A company claims it will wait to move more crude MCHM from a storage site in Nitro, according to Tom Aluise, a spokesperson for the West Virginia Department of Environmental Protection.
The state agency has asked Freedom Industries to disclose whenever it plans to move crude MCHM, the chemical that contaminated the drinking water of nearly 300,000 West Virginians.
"We asked them to tell us ahead of time when they're going to start moving that stuff and when they're going to start selling it," Aluise said. "We thought it would be wise to issue a news release because of people's sensitivity to the odor."
On Jan. 9, first responders traced the leak to the Etowah River Terminal--a storage tank farm operated by Freedom. Investigators said they believe at least 10,000 gallons of the chemical escaped from a container.
A DEP order issued Jan. 10 forced Freedom to re-locate the chemical after they discovered a hole in the tank containing crude MCHM. Contractors transferred the remaining material to another Freedom entity, Poca Blending, in Nitro.
Days later, inspectors issued five violations to Freedom. They cited the company for a lack of secondary containment, a secondary safeguard to keep the chemical from leaking. Aluise said the company has transferred much of the material to double-walled Baker tanks, but he's not sure if enough of these containers were ordered.
In the meantime, Freedom has been continuing to sell the crude MCHM, according to Aluise. Tanker trucks transported thousands of gallons of the chemical this week. On Tuesday, approximately 4,100 gallons left Poca Blending; on Wednesday, 5865 gallons; on Thursday, 4,700 left.
"They're not under any order to move that stuff off that site," Aluise said in a phone interview Jan. 7. "What they're doing, they're selling the product to customers."
Aluise said the next shipment of crude MCHM will leave Poca Blending in Nitro on Feb. 17. He could not immediately say why.

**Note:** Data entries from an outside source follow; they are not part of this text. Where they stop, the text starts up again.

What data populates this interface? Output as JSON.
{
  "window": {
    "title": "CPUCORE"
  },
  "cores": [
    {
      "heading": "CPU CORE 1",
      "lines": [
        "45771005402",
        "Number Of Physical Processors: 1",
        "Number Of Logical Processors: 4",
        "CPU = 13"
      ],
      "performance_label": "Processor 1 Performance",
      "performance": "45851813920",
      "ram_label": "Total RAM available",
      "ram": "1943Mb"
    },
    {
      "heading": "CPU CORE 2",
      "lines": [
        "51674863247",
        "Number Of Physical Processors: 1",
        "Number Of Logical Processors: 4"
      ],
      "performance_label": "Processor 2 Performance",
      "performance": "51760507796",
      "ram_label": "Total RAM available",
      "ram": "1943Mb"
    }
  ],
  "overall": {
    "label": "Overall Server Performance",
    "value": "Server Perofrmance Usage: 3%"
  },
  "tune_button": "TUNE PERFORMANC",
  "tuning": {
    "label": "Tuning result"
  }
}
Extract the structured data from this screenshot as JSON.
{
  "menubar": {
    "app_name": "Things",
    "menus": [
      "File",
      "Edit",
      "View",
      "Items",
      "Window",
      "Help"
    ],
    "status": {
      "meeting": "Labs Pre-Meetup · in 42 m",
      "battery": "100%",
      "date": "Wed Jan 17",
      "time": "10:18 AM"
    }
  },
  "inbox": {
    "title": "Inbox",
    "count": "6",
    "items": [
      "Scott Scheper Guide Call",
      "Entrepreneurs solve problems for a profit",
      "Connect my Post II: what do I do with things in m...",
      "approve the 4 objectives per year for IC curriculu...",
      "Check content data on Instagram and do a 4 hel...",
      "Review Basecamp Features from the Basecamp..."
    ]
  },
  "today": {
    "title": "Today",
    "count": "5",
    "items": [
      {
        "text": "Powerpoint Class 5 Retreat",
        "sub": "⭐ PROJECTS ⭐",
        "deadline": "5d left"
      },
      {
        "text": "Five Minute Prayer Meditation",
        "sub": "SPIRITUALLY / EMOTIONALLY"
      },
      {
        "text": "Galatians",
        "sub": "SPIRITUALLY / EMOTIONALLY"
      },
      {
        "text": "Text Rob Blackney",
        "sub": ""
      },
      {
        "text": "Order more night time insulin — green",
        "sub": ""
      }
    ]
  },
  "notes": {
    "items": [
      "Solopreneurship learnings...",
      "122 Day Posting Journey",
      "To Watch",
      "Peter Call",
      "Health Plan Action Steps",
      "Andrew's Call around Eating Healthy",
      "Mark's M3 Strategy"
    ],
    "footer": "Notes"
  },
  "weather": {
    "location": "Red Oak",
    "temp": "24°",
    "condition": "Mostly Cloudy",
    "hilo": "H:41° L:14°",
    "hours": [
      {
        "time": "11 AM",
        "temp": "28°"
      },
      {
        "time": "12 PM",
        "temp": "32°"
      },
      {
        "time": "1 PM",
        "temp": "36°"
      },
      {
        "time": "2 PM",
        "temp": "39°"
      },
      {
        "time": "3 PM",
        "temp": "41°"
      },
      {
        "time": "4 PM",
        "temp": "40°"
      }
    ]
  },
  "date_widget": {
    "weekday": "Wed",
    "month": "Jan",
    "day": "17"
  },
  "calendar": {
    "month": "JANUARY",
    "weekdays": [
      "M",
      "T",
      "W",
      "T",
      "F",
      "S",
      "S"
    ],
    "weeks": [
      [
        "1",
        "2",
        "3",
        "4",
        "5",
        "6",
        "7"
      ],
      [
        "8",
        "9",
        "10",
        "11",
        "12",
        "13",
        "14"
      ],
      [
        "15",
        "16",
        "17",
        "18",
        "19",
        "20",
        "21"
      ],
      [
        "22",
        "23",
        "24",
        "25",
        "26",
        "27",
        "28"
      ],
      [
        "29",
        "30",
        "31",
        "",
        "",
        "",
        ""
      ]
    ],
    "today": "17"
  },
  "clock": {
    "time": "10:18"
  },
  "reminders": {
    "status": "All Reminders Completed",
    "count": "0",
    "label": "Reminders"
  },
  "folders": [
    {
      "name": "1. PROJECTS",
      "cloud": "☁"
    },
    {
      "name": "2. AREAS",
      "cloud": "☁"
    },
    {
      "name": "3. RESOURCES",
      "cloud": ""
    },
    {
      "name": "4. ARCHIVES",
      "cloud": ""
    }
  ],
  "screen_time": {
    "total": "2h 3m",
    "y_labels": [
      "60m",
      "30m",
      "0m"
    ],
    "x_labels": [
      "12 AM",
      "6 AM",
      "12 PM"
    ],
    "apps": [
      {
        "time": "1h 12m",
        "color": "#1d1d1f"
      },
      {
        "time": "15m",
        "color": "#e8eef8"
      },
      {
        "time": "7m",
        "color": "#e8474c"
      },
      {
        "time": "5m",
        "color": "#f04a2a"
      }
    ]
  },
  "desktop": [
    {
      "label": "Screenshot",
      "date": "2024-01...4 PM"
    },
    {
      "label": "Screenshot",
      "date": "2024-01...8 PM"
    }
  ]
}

The DEP issued a news release Tuesday, announcing Freedom would be transferring 3,500 gallons of crude MCHM to Pennsylvania. Aluise revised that estimate to 4,100 Friday.
That tanker brought the chemical to the Dutch Run Prep Plant in Armstrong County, Penn., confirmed John Poister, a spokesperson for the Pennsylvania Department of Environmental Protection.
Dutch Run is operated by Freedom Industries' parent company, Rosebud Mining Company. The coal prep plant is located approximately 50 miles northeast of Pittsburgh.
Environmental regulators in Pennsylvania were not notified prior to the move, as first reported by the Pittsburgh Tribune-Review.
The PA DEP called their counterparts in West Virginia to learn more about the chemical, Aluise confirmed. This happened after crews had moved the chemical.
A local emergency manager was also left out of the loop.
"Yes, I would have appreciated a little more notification that this was coming to us," said Randy Brozenick, the director of the department public safety in Armstrong County.
Brozenick said he's been in contact with the PA DEP to best monitor the situation.
"They are meeting all DEP's requirement for the state to bring those chemicals here," Brozenick said.
In Pennsylvania, DEP regulations govern above-ground storage facilities. Brozenick said he can't remember any problems stemming from the Dutch Run prep plant, a facility that's stored crude MCHM in the past.
Approximately 90,000 gallons of crude MCHM remain at Poca Blending, according to Aluise. He said most of the material was stored at the site before the chemical leak.